Yesterday, over 85 million Nigerians woke up to vote their next president. The battle is between the candidate of the ruling All Progressives Congress (APC) Muhammadu Buhari and the candidate of the main opposition party, the Peoples Democratic Party (PDP) Alhaji Atiku Abubakar.
The 2019 general election in Nigeria has come with a new dimension and a new slogan in Jigawa state “Wake da Shinkafa” (rice and Beans) as voters across the state have prepared to vote candidates based on their quality, not on the basis of political affiliation.
The presidential contest is widely seen as a tight race between President Buhari and Abubakar, a former vice president who vows to “get Nigeria working again.”
Despite the recent culture of elections, Nigeria has had their fair share of coups to overthrow different leaders, some bloodless while others quite violent. From the likes of; General Ironsi, Abacha, Yakubu Gowon and Murtala Muhammed.
However, the main focus here will be Gowon, who has direct relationships to Uganda, capital Kampala.
Gowon overthrown in Kampala
On Tuesday July 29, 1975 there was pandemonium during the Organisation of African Unit (OAU/AU) summit in Kampala when delegates and heads of state heard that one of their own, Nigeria’s Gen Yakubu Gowon had been overthrown.
Gowon who was listening in through a translator while Ugandan President and sitting chairman of the OAU Idi Amin Dada spoke, was handed a note by one of his assistants, communicating trouble back home.
In black suit and holding a note book, the assistant mumbled a few things to Gowon and dismissed himself.
Gowon sat next to the Rwanda delegation and for some time after getting the message, remained inscrutable, he stayed glued to his seat for a number of minutes and lowered his headsets, gazed directly in front of him of course lost in thought, before standing up randomly and bursting out of the conference room.
Holding his agbada behind him, Gowon paced up the stairs to a consultation room within the facility where the conference was happening.
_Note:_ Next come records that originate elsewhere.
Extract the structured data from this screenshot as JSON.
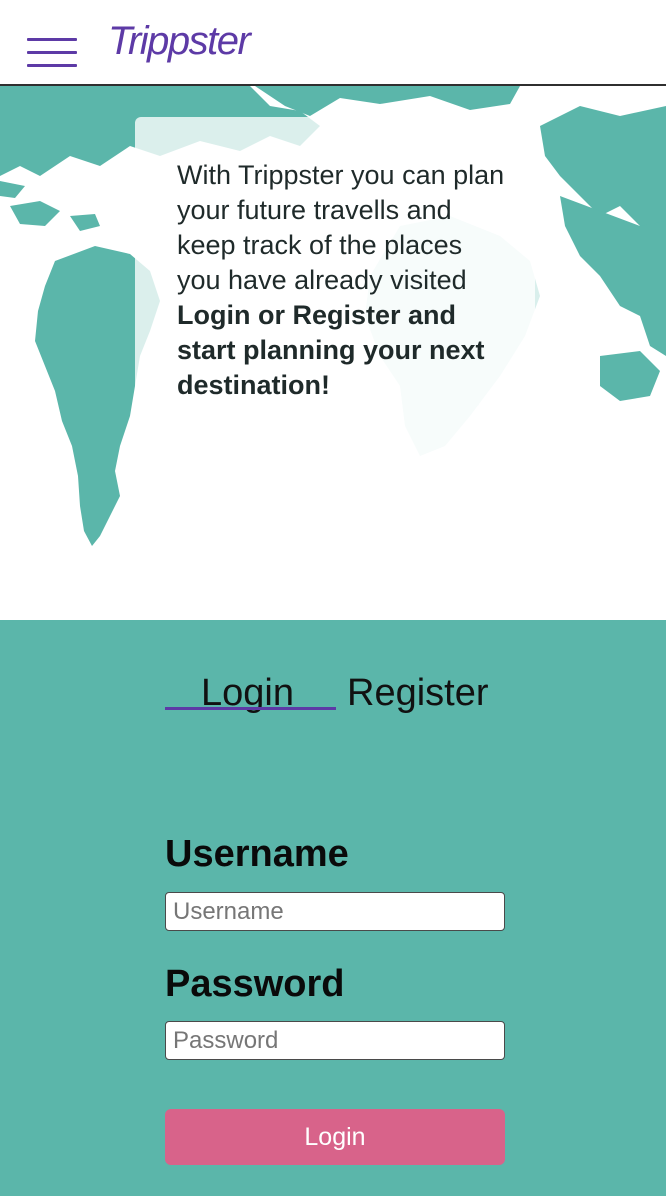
{
  "header": {
    "brand": "Trippster",
    "menu_icon": "hamburger-menu-icon"
  },
  "hero": {
    "background_icon": "world-map",
    "intro_plain": "With Trippster you can plan your future travells and keep track of the places you have already visited ",
    "intro_bold": "Login or Register and start planning your next destination!"
  },
  "auth": {
    "tabs": {
      "login": "Login",
      "register": "Register",
      "active": "Login"
    },
    "username": {
      "label": "Username",
      "placeholder": "Username",
      "value": ""
    },
    "password": {
      "label": "Password",
      "placeholder": "Password",
      "value": ""
    },
    "submit_label": "Login"
  },
  "colors": {
    "brand_purple": "#5d3aa6",
    "teal": "#5bb6aa",
    "button_pink": "#d8638a",
    "map_light": "#d9efec"
  }
}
With his delegation in tow, they closed the room to swarming journalists and reporters and stayed in there consulting on the next move for the next 20 minutes or so.
After, the group flung the door open and Gowon walked out, telling the journalists who were already waiting; “I have seen the various reports, but look, I have no comments to make in this state,” as he waved away further questions.
One specific journalist asked Gowon if he was going to continue attending the summit and in which capacity, but there was no answer.
Gowon walked down to Idi Amin Dada and spoke with him briefly, expressing that he would sit in the meeting for a few more minutes.
The General who had been in power since 1966 walked back to his seat while shouting; “Nothing to worry about, nothing to worry about.”
However, everything was already done, the meeting could not proceed as every head of state expressed concern and one by one approached Gowon to catch more of the gossip or the news.
Gowon stayed in the city for a little more time, trying to establish if there was any support back home, but it was clear that one of his closest friends, Col. Namvan Garba, commander of the Elite, Guards Brigade, which had usually protected the chief of state in his Lagos headquarters had engineered his overthrow.
Gowon had suspected something of the sort, and moved is family to London just before he left Lagos for Uganda. What was next for him was to fly out and join his family in Britain from Entebbe. Unfortunately for Gowon, he had no money on him.
The ill prepared Gowon had to gather his delegation who contributed money for his upkeep. We cannot confirm any token received from then Ugandan president Idi Amin Dada.
However, while at an event in Nigeria last year, Gowon personally confirmed that by the time of his overthrow, he had just his salaries on him and required contributions from his staff to have “something to live on’.
Gowon bragged that many Presidents after him learnt following his experience to ‘prepare for their future’ by picking money from the treasury.
He said the condition he found himself after his ouster from office in 1975 might have changed the attitude of Nigerian leaders to corruption by deciding to “prepare for the future”, added that he and his officers did not indulge in corruption.
“Everything we had in the country belonged to the nation, belonged to the people and we must not touch anything. We made sure nothing like that (graft) happened, especially in the civil service.”
However, for Gowon, that is not even his biggest regret, but the fact that he did not make Jos city the capital city ahead of Lagos.
“I had powers to make Jos, and not Abuja, the capital of Nigeria but refused to do so because I was not prepared to be clouded by sentiments and selfishness”, he said.
Why he was overthrown
Gowon was overthrown by a combined government of Muritala Mohammed and Olusegun Obasanjo (President and Vice President respectively).
However, Muritala would later be assassinated like a ‘chicken’ when soldiers ambushed him in his car and sprayed him bullets in a failed coup attempt that led to Obasanjo taking over.
In one of the interviews later, Obasanjo claimed that the overthrow of Gowon because: “After the war, General Gowon said that military will go by 1976 but later said that it will not be realistic again.”
During Gowon’s overthrow, Col. Namvan Garba announced that Gowon was being overthrown because of the way’ things have been running in the country of recent’.
The author is a contributor to Nile Post